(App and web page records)
+ + +
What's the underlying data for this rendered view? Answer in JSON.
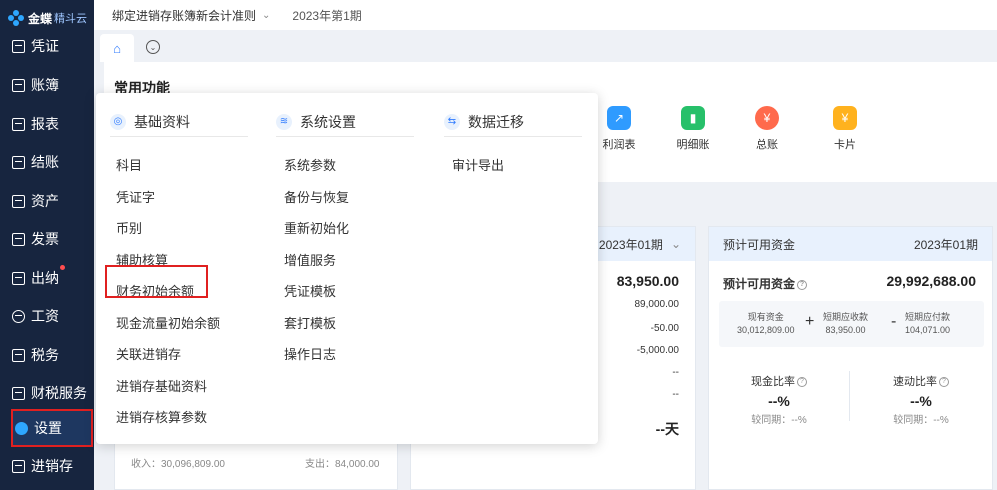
{
  "brand": {
    "name": "金蝶",
    "sub": "精斗云"
  },
  "sidebar": {
    "items": [
      {
        "label": "凭证",
        "icon": "voucher-icon"
      },
      {
        "label": "账簿",
        "icon": "ledger-icon"
      },
      {
        "label": "报表",
        "icon": "report-icon"
      },
      {
        "label": "结账",
        "icon": "closing-icon"
      },
      {
        "label": "资产",
        "icon": "asset-icon"
      },
      {
        "label": "发票",
        "icon": "invoice-icon"
      },
      {
        "label": "出纳",
        "icon": "cashier-icon"
      },
      {
        "label": "工资",
        "icon": "salary-icon"
      },
      {
        "label": "税务",
        "icon": "tax-icon"
      },
      {
        "label": "财税服务",
        "icon": "finance-service-icon"
      },
      {
        "label": "设置",
        "icon": "settings-icon"
      },
      {
        "label": "进销存",
        "icon": "inventory-icon"
      }
    ]
  },
  "topbar": {
    "title": "绑定进销存账簿新会计准则",
    "period": "2023年第1期"
  },
  "tabs": {
    "home_icon": "⌂"
  },
  "common": {
    "title": "常用功能",
    "functions": [
      {
        "label": "利润表",
        "color": "#2f9bff",
        "glyph": "↗"
      },
      {
        "label": "明细账",
        "color": "#27c06a",
        "glyph": "▮"
      },
      {
        "label": "总账",
        "color": "#ff6a4c",
        "glyph": "¥"
      },
      {
        "label": "卡片",
        "color": "#ffb21e",
        "glyph": "¥"
      }
    ]
  },
  "cards": {
    "left": {
      "income_label": "收入：",
      "income": "30,096,809.00",
      "expense_label": "支出：",
      "expense": "84,000.00"
    },
    "mid": {
      "period": "2023年01期",
      "total": "83,950.00",
      "rows": [
        "89,000.00",
        "-50.00",
        "-5,000.00",
        "--",
        "--"
      ],
      "days": "--天"
    },
    "right": {
      "title": "预计可用资金",
      "period": "2023年01期",
      "label": "预计可用资金",
      "total": "29,992,688.00",
      "cash_label": "现有资金",
      "cash": "30,012,809.00",
      "ar_label": "短期应收款",
      "ar": "83,950.00",
      "ap_label": "短期应付款",
      "ap": "104,071.00",
      "ratio1_label": "现金比率",
      "ratio1": "--%",
      "ratio1_yoy": "较同期：--%",
      "ratio2_label": "速动比率",
      "ratio2": "--%",
      "ratio2_yoy": "较同期：--%"
    }
  },
  "dropdown": {
    "columns": [
      {
        "title": "基础资料",
        "icon": "basic-data-icon",
        "items": [
          "科目",
          "凭证字",
          "币别",
          "辅助核算",
          "财务初始余额",
          "现金流量初始余额",
          "关联进销存",
          "进销存基础资料",
          "进销存核算参数"
        ]
      },
      {
        "title": "系统设置",
        "icon": "system-settings-icon",
        "items": [
          "系统参数",
          "备份与恢复",
          "重新初始化",
          "增值服务",
          "凭证模板",
          "套打模板",
          "操作日志"
        ]
      },
      {
        "title": "数据迁移",
        "icon": "data-migration-icon",
        "items": [
          "审计导出"
        ]
      }
    ]
  }
}
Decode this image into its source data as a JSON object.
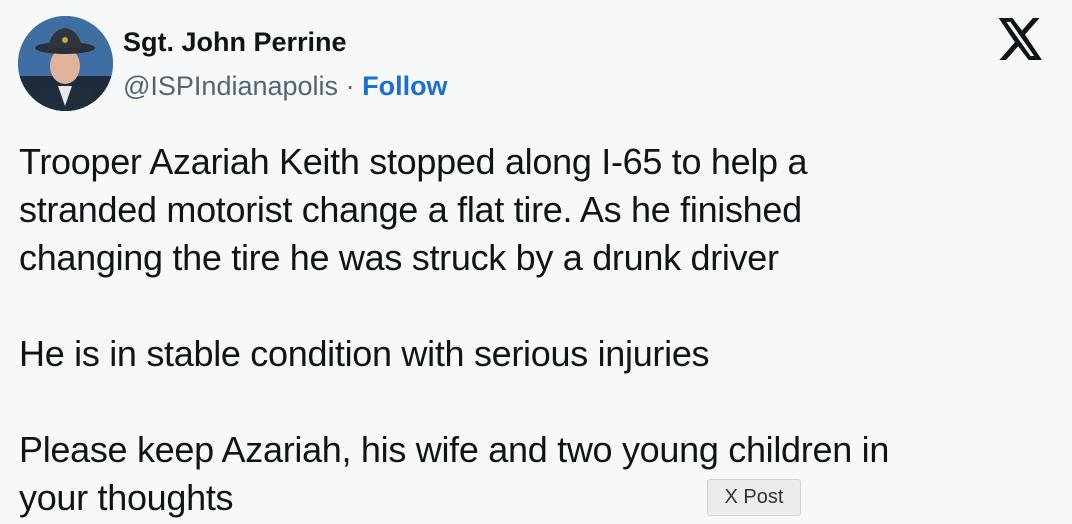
{
  "author": {
    "name": "Sgt. John Perrine",
    "handle": "@ISPIndianapolis",
    "separator": "·",
    "follow_label": "Follow"
  },
  "icons": {
    "avatar": "profile-photo-avatar",
    "platform": "x-logo-icon"
  },
  "tweet": {
    "lines": [
      "Trooper Azariah Keith stopped along I-65 to help a",
      "stranded motorist change a flat tire. As he finished",
      "changing the tire he was struck by a drunk driver",
      "",
      "He is in stable condition with serious injuries",
      "",
      "Please keep Azariah, his wife and two young children in",
      "your thoughts"
    ]
  },
  "tooltip": {
    "label": "X Post"
  },
  "colors": {
    "background": "#f7f9f9",
    "text": "#0f1419",
    "secondary_text": "#536471",
    "follow": "#1d6fd6"
  }
}
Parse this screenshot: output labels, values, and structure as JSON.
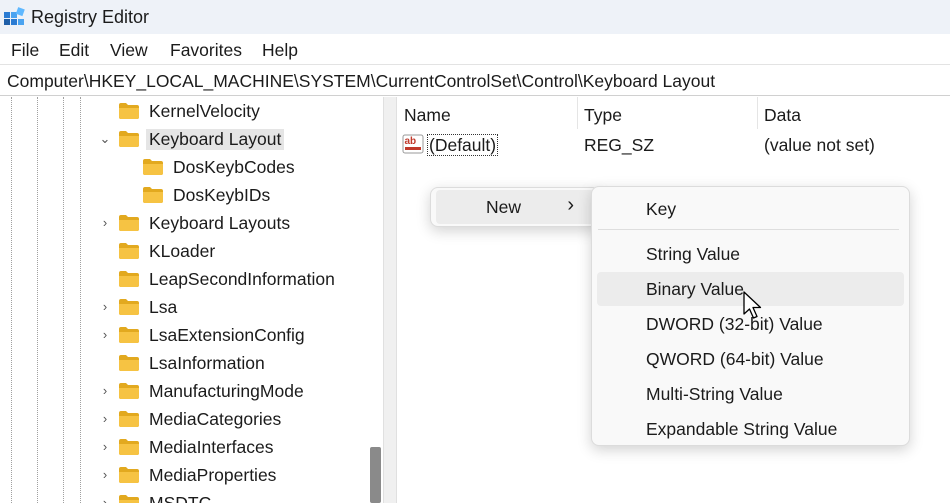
{
  "window": {
    "title": "Registry Editor",
    "icon": "registry-editor-icon"
  },
  "menubar": {
    "items": [
      "File",
      "Edit",
      "View",
      "Favorites",
      "Help"
    ]
  },
  "address": {
    "path": "Computer\\HKEY_LOCAL_MACHINE\\SYSTEM\\CurrentControlSet\\Control\\Keyboard Layout"
  },
  "tree": {
    "items": [
      {
        "label": "KernelVelocity"
      },
      {
        "label": "Keyboard Layout",
        "expanded": true,
        "selected": true
      },
      {
        "label": "DosKeybCodes"
      },
      {
        "label": "DosKeybIDs"
      },
      {
        "label": "Keyboard Layouts",
        "expandable": true
      },
      {
        "label": "KLoader"
      },
      {
        "label": "LeapSecondInformation"
      },
      {
        "label": "Lsa",
        "expandable": true
      },
      {
        "label": "LsaExtensionConfig",
        "expandable": true
      },
      {
        "label": "LsaInformation"
      },
      {
        "label": "ManufacturingMode",
        "expandable": true
      },
      {
        "label": "MediaCategories",
        "expandable": true
      },
      {
        "label": "MediaInterfaces",
        "expandable": true
      },
      {
        "label": "MediaProperties",
        "expandable": true
      },
      {
        "label": "MSDTC",
        "expandable": true
      }
    ]
  },
  "list": {
    "columns": [
      "Name",
      "Type",
      "Data"
    ],
    "rows": [
      {
        "name": "(Default)",
        "type": "REG_SZ",
        "data": "(value not set)",
        "icon": "string-value-icon"
      }
    ]
  },
  "context_menu": {
    "item": "New",
    "submenu_arrow": "chevron-right-icon"
  },
  "submenu": {
    "items": [
      "Key",
      "String Value",
      "Binary Value",
      "DWORD (32-bit) Value",
      "QWORD (64-bit) Value",
      "Multi-String Value",
      "Expandable String Value"
    ],
    "hovered": "Binary Value"
  },
  "colors": {
    "folder": "#f6c343",
    "folder_dark": "#e2a91f",
    "selection": "#e5e5e5",
    "menu_hover": "#ececec",
    "string_icon_red": "#c0392b"
  }
}
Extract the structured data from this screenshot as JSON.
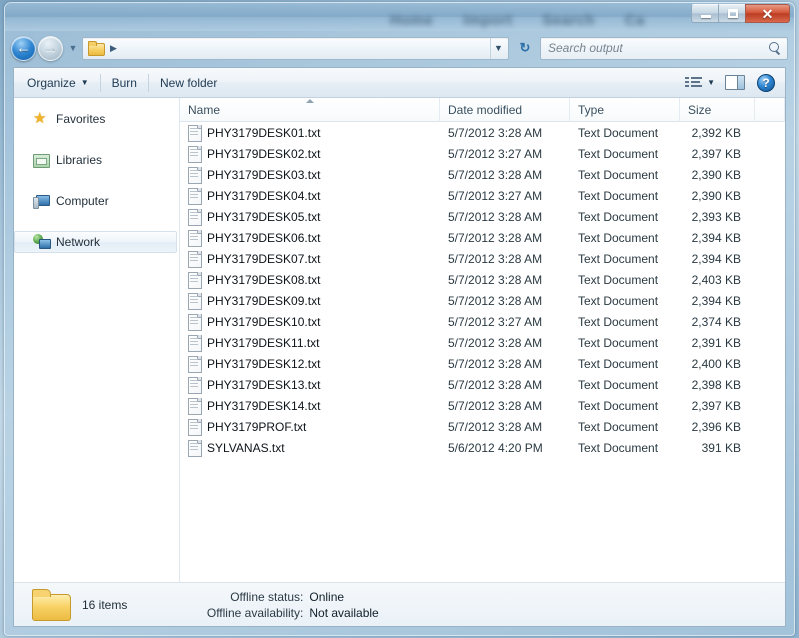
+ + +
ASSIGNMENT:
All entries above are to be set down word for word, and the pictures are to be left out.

EXPECTED ANSWER:
What's the underlying data for this rendered view? Answer in JSON.
{
  "brand": {
    "name": "金蝶",
    "sub": "精斗云"
  },
  "sidebar": {
    "items": [
      {
        "label": "凭证",
        "icon": "voucher-icon"
      },
      {
        "label": "账簿",
        "icon": "ledger-icon"
      },
      {
        "label": "报表",
        "icon": "report-icon"
      },
      {
        "label": "结账",
        "icon": "closing-icon"
      },
      {
        "label": "资产",
        "icon": "asset-icon"
      },
      {
        "label": "发票",
        "icon": "invoice-icon"
      },
      {
        "label": "出纳",
        "icon": "cashier-icon"
      },
      {
        "label": "工资",
        "icon": "salary-icon"
      },
      {
        "label": "税务",
        "icon": "tax-icon"
      },
      {
        "label": "财税服务",
        "icon": "finance-service-icon"
      },
      {
        "label": "设置",
        "icon": "settings-icon"
      },
      {
        "label": "进销存",
        "icon": "inventory-icon"
      }
    ]
  },
  "topbar": {
    "title": "绑定进销存账簿新会计准则",
    "period": "2023年第1期"
  },
  "tabs": {
    "home_icon": "⌂"
  },
  "common": {
    "title": "常用功能",
    "functions": [
      {
        "label": "利润表",
        "color": "#2f9bff",
        "glyph": "↗"
      },
      {
        "label": "明细账",
        "color": "#27c06a",
        "glyph": "▮"
      },
      {
        "label": "总账",
        "color": "#ff6a4c",
        "glyph": "¥"
      },
      {
        "label": "卡片",
        "color": "#ffb21e",
        "glyph": "¥"
      }
    ]
  },
  "cards": {
    "left": {
      "income_label": "收入：",
      "income": "30,096,809.00",
      "expense_label": "支出：",
      "expense": "84,000.00"
    },
    "mid": {
      "period": "2023年01期",
      "total": "83,950.00",
      "rows": [
        "89,000.00",
        "-50.00",
        "-5,000.00",
        "--",
        "--"
      ],
      "days": "--天"
    },
    "right": {
      "title": "预计可用资金",
      "period": "2023年01期",
      "label": "预计可用资金",
      "total": "29,992,688.00",
      "cash_label": "现有资金",
      "cash": "30,012,809.00",
      "ar_label": "短期应收款",
      "ar": "83,950.00",
      "ap_label": "短期应付款",
      "ap": "104,071.00",
      "ratio1_label": "现金比率",
      "ratio1": "--%",
      "ratio1_yoy": "较同期：--%",
      "ratio2_label": "速动比率",
      "ratio2": "--%",
      "ratio2_yoy": "较同期：--%"
    }
  },
  "dropdown": {
    "columns": [
      {
        "title": "基础资料",
        "icon": "basic-data-icon",
        "items": [
          "科目",
          "凭证字",
          "币别",
          "辅助核算",
          "财务初始余额",
          "现金流量初始余额",
          "关联进销存",
          "进销存基础资料",
          "进销存核算参数"
        ]
      },
      {
        "title": "系统设置",
        "icon": "system-settings-icon",
        "items": [
          "系统参数",
          "备份与恢复",
          "重新初始化",
          "增值服务",
          "凭证模板",
          "套打模板",
          "操作日志"
        ]
      },
      {
        "title": "数据迁移",
        "icon": "data-migration-icon",
        "items": [
          "审计导出"
        ]
      }
    ]
  }
}
Decode this image into its source data as a JSON object.
{
  "author": {
    "name": "Sgt. John Perrine",
    "handle": "@ISPIndianapolis",
    "separator": "·",
    "follow_label": "Follow"
  },
  "icons": {
    "avatar": "profile-photo-avatar",
    "platform": "x-logo-icon"
  },
  "tweet": {
    "lines": [
      "Trooper Azariah Keith stopped along I-65 to help a",
      "stranded motorist change a flat tire. As he finished",
      "changing the tire he was struck by a drunk driver",
      "",
      "He is in stable condition with serious injuries",
      "",
      "Please keep Azariah, his wife and two young children in",
      "your thoughts"
    ]
  },
  "tooltip": {
    "label": "X Post"
  },
  "colors": {
    "background": "#f7f9f9",
    "text": "#0f1419",
    "secondary_text": "#536471",
    "follow": "#1d6fd6"
  }
}
Parse this screenshot: output labels, values, and structure as JSON.
{
  "window": {
    "title": "Registry Editor",
    "icon": "registry-editor-icon"
  },
  "menubar": {
    "items": [
      "File",
      "Edit",
      "View",
      "Favorites",
      "Help"
    ]
  },
  "address": {
    "path": "Computer\\HKEY_LOCAL_MACHINE\\SYSTEM\\CurrentControlSet\\Control\\Keyboard Layout"
  },
  "tree": {
    "items": [
      {
        "label": "KernelVelocity"
      },
      {
        "label": "Keyboard Layout",
        "expanded": true,
        "selected": true
      },
      {
        "label": "DosKeybCodes"
      },
      {
        "label": "DosKeybIDs"
      },
      {
        "label": "Keyboard Layouts",
        "expandable": true
      },
      {
        "label": "KLoader"
      },
      {
        "label": "LeapSecondInformation"
      },
      {
        "label": "Lsa",
        "expandable": true
      },
      {
        "label": "LsaExtensionConfig",
        "expandable": true
      },
      {
        "label": "LsaInformation"
      },
      {
        "label": "ManufacturingMode",
        "expandable": true
      },
      {
        "label": "MediaCategories",
        "expandable": true
      },
      {
        "label": "MediaInterfaces",
        "expandable": true
      },
      {
        "label": "MediaProperties",
        "expandable": true
      },
      {
        "label": "MSDTC",
        "expandable": true
      }
    ]
  },
  "list": {
    "columns": [
      "Name",
      "Type",
      "Data"
    ],
    "rows": [
      {
        "name": "(Default)",
        "type": "REG_SZ",
        "data": "(value not set)",
        "icon": "string-value-icon"
      }
    ]
  },
  "context_menu": {
    "item": "New",
    "submenu_arrow": "chevron-right-icon"
  },
  "submenu": {
    "items": [
      "Key",
      "String Value",
      "Binary Value",
      "DWORD (32-bit) Value",
      "QWORD (64-bit) Value",
      "Multi-String Value",
      "Expandable String Value"
    ],
    "hovered": "Binary Value"
  },
  "colors": {
    "folder": "#f6c343",
    "folder_dark": "#e2a91f",
    "selection": "#e5e5e5",
    "menu_hover": "#ececec",
    "string_icon_red": "#c0392b"
  }
}
Extract the structured data from this screenshot as JSON.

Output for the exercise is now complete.